What to produce -
Where does the string "Microsoft" appear in the records? Copy every line that contains it.

### The input

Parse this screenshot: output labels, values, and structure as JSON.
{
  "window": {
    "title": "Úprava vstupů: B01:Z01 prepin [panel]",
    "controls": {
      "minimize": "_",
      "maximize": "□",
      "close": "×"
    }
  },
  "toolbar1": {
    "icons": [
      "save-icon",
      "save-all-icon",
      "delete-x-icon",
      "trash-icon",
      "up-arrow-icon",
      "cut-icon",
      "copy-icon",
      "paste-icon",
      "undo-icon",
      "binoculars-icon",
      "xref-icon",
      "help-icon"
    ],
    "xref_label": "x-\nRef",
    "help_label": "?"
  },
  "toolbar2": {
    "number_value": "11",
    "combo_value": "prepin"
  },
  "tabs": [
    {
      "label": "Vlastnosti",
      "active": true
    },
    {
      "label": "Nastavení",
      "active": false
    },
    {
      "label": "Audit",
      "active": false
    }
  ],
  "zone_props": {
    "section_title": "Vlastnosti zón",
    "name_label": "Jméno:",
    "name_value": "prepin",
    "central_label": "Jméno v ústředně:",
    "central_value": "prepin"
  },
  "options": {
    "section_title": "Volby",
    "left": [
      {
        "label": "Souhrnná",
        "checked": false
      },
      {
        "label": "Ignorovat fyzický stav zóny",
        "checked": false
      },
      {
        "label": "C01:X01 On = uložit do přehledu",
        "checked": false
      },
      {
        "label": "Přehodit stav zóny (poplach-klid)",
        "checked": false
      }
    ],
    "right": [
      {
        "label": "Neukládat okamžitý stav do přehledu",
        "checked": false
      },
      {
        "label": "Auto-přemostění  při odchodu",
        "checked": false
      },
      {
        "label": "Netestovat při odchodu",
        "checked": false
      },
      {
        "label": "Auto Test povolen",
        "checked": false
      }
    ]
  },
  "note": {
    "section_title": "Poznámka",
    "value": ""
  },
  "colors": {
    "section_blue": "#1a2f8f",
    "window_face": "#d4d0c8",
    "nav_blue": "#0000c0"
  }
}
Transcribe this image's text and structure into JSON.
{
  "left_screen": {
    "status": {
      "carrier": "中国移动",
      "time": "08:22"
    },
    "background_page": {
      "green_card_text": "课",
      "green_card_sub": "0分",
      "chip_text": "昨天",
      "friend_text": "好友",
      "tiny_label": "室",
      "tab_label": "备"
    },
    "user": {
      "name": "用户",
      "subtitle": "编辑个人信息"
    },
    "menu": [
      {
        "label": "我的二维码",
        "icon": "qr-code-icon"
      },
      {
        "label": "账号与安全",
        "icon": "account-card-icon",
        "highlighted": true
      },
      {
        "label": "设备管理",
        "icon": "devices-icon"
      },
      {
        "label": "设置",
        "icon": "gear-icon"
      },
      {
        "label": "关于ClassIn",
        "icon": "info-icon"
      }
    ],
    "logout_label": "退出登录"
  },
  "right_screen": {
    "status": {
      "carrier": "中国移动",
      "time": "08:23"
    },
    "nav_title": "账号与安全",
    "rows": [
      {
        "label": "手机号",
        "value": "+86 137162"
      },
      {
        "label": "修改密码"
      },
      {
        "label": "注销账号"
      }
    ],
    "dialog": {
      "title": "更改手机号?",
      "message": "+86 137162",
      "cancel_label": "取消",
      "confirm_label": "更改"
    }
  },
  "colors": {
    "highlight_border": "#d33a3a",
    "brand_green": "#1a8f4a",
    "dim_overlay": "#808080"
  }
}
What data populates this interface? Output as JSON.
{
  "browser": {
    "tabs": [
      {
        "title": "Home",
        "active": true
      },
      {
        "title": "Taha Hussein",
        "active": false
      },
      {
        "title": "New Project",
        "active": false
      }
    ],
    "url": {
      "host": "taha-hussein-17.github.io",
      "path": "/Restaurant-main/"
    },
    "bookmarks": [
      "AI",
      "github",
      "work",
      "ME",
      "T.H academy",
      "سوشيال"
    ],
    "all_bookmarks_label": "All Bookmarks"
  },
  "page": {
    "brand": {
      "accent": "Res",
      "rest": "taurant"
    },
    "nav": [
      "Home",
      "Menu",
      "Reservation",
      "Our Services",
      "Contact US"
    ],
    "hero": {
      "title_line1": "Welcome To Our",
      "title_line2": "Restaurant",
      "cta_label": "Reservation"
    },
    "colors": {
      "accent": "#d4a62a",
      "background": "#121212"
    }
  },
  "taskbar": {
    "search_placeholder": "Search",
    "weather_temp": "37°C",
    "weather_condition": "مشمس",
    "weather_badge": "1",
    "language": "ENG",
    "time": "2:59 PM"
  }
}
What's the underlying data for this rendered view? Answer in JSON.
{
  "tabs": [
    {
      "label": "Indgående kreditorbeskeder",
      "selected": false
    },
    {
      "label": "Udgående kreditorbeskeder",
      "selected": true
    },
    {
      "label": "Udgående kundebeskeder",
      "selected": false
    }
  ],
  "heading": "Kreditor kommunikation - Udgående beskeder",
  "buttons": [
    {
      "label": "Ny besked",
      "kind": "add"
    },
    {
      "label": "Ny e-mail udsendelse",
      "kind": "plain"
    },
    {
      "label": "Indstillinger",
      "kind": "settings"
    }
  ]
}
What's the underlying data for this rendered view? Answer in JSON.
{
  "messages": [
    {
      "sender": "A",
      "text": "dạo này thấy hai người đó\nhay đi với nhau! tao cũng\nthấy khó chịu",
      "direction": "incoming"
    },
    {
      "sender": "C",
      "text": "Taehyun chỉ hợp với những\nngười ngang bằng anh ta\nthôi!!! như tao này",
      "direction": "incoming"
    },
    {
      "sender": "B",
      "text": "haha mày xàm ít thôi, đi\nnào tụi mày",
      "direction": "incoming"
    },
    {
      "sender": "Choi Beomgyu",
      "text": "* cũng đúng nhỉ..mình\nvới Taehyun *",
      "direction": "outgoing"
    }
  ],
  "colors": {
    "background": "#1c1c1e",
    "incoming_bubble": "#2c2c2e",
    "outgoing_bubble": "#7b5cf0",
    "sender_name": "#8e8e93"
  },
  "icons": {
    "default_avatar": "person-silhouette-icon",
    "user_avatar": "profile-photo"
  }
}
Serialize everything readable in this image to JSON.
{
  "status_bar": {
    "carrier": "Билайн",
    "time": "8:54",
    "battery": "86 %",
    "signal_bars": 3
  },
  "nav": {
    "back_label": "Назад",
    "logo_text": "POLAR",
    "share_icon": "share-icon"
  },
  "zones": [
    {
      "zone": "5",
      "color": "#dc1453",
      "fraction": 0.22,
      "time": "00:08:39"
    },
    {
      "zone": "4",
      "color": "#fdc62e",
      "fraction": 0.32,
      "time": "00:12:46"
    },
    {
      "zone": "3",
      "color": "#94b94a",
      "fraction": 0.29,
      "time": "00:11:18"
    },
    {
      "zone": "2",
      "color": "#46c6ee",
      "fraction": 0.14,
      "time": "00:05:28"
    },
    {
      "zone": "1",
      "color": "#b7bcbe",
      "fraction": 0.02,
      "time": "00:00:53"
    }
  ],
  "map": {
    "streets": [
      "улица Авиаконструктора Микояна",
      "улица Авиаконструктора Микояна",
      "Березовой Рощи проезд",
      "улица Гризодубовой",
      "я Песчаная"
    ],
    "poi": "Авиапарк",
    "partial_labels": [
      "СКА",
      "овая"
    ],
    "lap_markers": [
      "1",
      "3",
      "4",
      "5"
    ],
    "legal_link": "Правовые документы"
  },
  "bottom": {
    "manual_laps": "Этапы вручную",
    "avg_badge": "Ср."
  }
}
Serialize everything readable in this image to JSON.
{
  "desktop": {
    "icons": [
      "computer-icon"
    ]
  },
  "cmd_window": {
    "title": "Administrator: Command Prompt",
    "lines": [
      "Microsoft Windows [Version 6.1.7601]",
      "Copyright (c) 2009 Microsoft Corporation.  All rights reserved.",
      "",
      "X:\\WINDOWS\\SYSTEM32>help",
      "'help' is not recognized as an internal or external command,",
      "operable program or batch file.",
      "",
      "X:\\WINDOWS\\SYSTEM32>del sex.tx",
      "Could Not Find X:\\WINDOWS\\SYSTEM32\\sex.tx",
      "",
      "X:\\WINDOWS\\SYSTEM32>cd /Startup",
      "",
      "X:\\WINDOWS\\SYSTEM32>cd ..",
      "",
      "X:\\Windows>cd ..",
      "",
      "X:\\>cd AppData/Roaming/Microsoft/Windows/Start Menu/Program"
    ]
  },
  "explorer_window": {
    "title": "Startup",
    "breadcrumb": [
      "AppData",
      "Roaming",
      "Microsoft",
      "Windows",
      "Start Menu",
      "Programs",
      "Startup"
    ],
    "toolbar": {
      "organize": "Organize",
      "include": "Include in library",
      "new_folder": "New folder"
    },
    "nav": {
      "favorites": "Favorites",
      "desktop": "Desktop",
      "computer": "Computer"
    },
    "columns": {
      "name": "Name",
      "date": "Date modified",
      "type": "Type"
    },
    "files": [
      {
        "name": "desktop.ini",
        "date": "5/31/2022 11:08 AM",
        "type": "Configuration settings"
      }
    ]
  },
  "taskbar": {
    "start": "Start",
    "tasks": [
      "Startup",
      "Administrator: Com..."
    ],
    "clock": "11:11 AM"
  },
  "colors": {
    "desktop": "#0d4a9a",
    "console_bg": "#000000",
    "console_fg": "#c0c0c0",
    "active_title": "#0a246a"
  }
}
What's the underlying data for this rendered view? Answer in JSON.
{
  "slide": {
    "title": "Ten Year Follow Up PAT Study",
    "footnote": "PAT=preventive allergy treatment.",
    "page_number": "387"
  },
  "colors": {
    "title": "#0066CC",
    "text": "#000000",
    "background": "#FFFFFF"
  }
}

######

The completed task -
      "Microsoft Windows [Version 6.1.7601]",
      "Copyright (c) 2009 Microsoft Corporation.  All rights reserved.",
      "X:\\>cd AppData/Roaming/Microsoft/Windows/Start Menu/Program"
      "Microsoft",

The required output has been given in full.